▸ EXERCISE DETAILS
Copy out each line below containing "chevron".
··· AVAILABLE RECORDS
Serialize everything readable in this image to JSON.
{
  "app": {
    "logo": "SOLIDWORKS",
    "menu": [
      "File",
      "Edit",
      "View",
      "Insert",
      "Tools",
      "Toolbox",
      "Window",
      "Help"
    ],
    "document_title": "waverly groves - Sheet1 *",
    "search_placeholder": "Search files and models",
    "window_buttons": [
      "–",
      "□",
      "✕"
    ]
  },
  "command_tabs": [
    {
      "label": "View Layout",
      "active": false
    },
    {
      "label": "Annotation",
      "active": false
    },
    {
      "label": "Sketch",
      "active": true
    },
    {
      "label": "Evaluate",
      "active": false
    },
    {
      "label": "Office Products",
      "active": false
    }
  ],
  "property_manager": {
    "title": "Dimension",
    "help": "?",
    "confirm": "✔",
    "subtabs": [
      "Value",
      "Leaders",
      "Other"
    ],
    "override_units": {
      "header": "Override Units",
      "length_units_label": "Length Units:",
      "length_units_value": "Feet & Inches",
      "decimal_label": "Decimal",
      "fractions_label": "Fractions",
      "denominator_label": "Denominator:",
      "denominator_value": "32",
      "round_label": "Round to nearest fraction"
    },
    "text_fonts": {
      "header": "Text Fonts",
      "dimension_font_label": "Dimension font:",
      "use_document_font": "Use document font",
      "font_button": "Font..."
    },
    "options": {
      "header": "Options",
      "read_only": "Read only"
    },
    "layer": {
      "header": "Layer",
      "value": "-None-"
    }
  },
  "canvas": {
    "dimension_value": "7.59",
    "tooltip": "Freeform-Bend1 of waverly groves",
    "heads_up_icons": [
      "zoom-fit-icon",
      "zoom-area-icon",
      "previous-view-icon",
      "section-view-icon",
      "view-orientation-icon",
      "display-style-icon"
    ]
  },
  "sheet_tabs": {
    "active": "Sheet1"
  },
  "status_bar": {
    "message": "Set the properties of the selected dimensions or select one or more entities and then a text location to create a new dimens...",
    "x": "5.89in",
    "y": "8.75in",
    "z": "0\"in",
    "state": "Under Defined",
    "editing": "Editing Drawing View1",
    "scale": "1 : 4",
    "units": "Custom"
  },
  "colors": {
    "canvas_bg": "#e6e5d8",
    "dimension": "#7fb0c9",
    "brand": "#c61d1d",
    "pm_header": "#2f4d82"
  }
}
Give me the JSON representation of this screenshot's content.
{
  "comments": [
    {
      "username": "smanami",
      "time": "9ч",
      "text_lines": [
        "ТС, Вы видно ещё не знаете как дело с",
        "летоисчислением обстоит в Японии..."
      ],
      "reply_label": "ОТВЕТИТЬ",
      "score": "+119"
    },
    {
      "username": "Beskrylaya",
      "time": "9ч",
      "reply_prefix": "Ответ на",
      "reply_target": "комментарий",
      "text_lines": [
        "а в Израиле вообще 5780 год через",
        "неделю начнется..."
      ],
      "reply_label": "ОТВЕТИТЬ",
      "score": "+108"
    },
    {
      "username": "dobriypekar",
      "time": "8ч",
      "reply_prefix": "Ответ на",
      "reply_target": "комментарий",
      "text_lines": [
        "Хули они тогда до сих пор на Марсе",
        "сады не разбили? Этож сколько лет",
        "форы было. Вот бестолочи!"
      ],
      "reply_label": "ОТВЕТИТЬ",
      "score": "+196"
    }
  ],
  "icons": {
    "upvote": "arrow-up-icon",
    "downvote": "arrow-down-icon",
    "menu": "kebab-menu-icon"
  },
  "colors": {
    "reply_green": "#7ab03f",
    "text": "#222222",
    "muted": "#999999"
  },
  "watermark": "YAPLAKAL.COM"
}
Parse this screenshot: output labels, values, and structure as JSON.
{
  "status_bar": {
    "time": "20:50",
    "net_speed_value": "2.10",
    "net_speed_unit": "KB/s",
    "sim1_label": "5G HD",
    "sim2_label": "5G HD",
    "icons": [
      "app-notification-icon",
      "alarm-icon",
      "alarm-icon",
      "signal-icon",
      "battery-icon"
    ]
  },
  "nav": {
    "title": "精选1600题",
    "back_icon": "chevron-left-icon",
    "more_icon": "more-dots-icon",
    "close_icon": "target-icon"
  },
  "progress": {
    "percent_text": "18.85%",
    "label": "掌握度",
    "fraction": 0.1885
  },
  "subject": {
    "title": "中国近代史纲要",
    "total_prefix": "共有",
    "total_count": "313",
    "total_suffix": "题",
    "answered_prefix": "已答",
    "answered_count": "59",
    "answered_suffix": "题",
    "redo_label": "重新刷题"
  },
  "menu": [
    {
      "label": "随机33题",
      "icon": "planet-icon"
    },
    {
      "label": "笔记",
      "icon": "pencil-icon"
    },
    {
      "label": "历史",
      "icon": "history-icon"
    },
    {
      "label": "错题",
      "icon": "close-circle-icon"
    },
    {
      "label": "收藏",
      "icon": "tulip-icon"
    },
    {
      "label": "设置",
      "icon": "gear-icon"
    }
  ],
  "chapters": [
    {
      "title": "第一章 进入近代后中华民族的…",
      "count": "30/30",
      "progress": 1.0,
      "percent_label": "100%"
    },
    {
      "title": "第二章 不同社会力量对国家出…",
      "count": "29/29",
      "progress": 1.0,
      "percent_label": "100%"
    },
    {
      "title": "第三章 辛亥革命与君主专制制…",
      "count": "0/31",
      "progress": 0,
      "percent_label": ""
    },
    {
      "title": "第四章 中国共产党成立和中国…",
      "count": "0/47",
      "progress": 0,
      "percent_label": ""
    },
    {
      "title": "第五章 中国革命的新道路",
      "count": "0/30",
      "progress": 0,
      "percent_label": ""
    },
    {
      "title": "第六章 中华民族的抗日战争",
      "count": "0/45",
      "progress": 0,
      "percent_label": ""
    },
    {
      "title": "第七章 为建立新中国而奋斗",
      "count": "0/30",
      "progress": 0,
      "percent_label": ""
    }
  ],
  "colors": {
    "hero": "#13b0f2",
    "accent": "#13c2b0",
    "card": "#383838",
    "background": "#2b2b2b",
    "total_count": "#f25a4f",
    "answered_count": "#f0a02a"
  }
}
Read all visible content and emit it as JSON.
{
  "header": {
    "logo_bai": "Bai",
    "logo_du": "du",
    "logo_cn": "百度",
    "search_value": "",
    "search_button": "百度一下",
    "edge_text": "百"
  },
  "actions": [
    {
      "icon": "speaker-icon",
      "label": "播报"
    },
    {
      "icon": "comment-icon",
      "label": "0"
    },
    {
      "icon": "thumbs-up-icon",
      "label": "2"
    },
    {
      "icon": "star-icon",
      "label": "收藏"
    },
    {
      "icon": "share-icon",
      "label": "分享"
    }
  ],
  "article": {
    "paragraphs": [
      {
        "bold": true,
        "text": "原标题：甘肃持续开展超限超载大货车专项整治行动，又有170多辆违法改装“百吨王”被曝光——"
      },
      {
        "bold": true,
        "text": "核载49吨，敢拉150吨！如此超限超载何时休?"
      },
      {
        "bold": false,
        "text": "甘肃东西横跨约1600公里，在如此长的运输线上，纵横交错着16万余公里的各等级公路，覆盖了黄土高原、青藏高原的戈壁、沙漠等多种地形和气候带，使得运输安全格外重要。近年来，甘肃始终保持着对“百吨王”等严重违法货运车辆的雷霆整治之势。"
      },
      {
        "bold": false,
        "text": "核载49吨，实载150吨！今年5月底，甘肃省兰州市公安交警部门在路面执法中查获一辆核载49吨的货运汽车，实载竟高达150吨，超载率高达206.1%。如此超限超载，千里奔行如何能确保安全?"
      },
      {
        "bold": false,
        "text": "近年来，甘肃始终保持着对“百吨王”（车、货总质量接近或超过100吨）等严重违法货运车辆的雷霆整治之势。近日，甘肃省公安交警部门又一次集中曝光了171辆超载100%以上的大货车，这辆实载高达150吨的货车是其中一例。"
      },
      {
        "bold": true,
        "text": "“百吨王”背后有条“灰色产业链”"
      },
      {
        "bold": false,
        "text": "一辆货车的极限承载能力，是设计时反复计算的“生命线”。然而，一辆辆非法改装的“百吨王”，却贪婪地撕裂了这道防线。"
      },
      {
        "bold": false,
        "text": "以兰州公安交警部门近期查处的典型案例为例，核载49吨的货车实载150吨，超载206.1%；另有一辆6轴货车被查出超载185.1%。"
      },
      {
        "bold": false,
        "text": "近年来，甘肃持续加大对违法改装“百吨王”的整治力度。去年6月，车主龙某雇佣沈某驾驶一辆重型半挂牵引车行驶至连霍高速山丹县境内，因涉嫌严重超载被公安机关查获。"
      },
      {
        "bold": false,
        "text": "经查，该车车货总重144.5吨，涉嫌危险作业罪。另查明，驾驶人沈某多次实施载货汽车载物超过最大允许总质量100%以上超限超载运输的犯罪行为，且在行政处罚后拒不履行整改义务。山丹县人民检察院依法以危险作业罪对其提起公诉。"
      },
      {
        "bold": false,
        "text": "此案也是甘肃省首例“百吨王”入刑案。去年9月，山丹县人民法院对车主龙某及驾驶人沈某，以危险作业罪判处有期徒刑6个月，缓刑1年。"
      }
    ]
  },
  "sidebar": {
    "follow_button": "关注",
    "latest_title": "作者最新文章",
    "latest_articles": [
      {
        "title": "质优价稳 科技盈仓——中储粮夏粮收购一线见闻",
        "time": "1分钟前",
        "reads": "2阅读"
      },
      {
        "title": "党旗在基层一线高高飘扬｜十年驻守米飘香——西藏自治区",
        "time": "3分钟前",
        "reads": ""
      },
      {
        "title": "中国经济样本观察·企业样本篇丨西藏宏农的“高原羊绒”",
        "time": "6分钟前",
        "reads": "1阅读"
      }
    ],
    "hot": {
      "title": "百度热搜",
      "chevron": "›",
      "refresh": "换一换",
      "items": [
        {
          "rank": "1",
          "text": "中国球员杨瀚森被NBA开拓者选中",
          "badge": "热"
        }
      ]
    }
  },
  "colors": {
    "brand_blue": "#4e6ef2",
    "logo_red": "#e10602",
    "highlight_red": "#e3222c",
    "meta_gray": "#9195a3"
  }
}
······
▸ ANSWER SECTION
    "back_icon": "chevron-left-icon",
      "chevron": "›",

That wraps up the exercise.